[Dataset rows describing interfaces]
══════════════════════════════

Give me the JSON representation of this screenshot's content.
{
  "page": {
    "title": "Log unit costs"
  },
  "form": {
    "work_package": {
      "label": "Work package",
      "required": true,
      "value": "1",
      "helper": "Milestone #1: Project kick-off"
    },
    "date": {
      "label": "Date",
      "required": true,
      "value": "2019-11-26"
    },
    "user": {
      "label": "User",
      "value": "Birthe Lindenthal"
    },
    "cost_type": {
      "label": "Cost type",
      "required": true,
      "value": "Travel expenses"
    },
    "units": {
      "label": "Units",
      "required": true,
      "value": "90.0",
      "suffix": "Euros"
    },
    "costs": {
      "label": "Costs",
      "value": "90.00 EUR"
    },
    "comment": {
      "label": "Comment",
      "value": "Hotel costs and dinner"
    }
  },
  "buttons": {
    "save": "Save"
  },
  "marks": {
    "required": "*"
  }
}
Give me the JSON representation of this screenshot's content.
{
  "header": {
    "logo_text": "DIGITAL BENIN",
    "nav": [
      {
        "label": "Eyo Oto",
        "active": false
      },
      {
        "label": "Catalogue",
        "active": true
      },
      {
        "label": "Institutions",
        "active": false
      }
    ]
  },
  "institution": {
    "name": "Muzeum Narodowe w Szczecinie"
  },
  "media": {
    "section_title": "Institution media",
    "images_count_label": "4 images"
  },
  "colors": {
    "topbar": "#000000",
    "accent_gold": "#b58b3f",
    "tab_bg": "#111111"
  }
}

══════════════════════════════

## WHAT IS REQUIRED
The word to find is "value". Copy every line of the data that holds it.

## TASK OUTPUT
      "value": "1",
      "value": "2019-11-26"
      "value": "Birthe Lindenthal"
      "value": "Travel expenses"
      "value": "90.0",
      "value": "90.00 EUR"
      "value": "Hotel costs and dinner"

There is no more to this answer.